Bringing green solutions to work environments can also improve productivity. Researchers at Carnegie Mellon University’s (CMU) Intelligent Workplace design studio found that lighting improvements costing $370,000 saved almost $700,000 in energy and operating costs for a typical workplace. Based on company case studies over the past five years, CMU was able to measure a 3.2 percent productivity gain, or $1,600 per employee per year, on lighting improvements alone. If you have 1,000 employees, that would translate into productivity gains worth $1.6 million per year. Joan Wood, senior vice president of leadership and organization development at Cambridge, Mass.-based Genzyme, a biotechnology company, discovered productivity gains after the company moved into its green-certified Genzyme Center in November 2003. The building was certified by the U.S. Green Building Council’s Leadership in Energy and Environmental Design Green Building Rating System, which is the nationally accepted benchmark for the design, construction and operation of high-performance green buildings, and has since been recognized with the council’s highest level of certification—platinum. The building has an all-glass facade with 18 gardens and conversational seating areas for employees. “It’s a very collaborative company where functions need to work together to bring new products to market,” says Wood. After an initial survey of employees’ reactions to the new building found that they felt more productive, Wood conducted a follow-up survey in 2005 focused on learning which physical features of the building most impacted increases in productivity. “The biggest surprise for us was the No. 1 factor that employees cited for their increased productivity was their increased sense of pride about Genzyme’s commitment to the environment made through the new building,” says Wood. Other findings:

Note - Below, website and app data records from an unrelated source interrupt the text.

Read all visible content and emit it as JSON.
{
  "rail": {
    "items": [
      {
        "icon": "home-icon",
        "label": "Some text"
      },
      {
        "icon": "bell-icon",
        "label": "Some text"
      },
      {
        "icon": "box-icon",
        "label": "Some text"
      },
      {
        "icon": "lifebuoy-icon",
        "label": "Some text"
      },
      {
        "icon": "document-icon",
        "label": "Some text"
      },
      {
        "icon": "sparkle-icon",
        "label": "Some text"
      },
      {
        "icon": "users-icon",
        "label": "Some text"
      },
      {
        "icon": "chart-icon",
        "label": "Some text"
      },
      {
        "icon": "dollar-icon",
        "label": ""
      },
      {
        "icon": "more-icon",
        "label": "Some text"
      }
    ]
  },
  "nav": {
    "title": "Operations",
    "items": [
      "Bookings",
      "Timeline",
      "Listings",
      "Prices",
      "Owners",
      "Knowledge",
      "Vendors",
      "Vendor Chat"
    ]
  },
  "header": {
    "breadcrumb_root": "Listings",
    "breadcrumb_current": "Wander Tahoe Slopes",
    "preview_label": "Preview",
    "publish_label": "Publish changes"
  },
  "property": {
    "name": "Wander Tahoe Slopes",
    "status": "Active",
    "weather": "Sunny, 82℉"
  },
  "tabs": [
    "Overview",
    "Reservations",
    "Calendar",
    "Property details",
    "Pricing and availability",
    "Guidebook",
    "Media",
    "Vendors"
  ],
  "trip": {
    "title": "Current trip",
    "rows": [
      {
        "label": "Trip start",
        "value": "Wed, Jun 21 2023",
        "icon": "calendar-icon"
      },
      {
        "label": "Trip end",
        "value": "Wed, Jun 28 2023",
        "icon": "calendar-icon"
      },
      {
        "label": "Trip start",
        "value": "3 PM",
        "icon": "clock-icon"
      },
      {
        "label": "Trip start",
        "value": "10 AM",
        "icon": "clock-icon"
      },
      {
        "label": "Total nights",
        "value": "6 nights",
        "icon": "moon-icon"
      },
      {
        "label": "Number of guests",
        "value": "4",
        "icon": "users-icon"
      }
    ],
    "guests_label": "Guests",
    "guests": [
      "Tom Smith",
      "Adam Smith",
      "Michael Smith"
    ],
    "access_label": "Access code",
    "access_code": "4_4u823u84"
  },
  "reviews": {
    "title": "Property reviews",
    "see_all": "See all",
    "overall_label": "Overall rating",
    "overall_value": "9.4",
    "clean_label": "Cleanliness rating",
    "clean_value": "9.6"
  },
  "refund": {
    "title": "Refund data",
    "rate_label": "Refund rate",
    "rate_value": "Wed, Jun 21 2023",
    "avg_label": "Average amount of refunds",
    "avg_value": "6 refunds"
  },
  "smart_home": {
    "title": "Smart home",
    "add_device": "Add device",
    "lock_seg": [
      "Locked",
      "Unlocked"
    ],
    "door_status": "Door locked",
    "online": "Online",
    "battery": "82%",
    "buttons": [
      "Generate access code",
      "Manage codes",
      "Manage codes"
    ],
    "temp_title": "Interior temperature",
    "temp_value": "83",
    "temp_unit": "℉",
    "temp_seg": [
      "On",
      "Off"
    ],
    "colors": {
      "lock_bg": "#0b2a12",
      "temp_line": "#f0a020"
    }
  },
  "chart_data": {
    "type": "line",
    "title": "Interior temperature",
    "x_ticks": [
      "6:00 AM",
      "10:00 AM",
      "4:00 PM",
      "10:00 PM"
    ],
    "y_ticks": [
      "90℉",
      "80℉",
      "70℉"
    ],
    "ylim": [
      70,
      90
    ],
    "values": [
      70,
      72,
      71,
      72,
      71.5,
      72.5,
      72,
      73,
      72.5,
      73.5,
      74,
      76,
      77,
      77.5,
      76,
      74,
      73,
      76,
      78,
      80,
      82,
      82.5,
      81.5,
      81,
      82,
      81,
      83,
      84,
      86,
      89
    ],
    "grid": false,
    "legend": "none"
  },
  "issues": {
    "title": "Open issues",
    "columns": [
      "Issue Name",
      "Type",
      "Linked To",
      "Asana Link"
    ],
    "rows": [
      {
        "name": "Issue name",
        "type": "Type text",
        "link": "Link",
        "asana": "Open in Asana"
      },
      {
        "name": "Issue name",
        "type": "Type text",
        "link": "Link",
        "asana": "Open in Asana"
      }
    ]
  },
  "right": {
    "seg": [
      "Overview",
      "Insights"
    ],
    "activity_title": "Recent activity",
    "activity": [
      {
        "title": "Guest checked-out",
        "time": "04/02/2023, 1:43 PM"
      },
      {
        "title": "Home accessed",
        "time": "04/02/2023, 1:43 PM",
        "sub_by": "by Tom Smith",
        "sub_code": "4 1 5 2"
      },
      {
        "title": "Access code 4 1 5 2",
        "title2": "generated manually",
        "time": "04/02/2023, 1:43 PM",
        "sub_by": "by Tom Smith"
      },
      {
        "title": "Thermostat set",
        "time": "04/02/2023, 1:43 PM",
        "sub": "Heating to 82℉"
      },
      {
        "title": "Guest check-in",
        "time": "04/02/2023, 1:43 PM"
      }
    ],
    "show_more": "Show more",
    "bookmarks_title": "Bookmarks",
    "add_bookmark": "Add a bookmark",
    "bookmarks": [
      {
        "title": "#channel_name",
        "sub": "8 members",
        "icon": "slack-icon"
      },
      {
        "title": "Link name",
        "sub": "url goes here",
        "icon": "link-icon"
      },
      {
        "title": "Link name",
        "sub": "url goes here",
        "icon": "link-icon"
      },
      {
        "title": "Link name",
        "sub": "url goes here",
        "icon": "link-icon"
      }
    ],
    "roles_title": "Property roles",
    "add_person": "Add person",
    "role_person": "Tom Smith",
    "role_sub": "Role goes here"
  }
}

Spreading the CSR Message
You have successfully saved this page as a bookmark.
Please confirm that you want to proceed with deleting bookmark.
You have successfully removed bookmark.
Please log in as a SHRM member before saving bookmarks.
Your session has expired. Please log in again before saving bookmarks.
Please purchase a SHRM membership before saving bookmarks.
An error has occurred
Recommended for you
Become a SHRM Member
SHRM’s HR Vendor Directory contains over 3,200 companies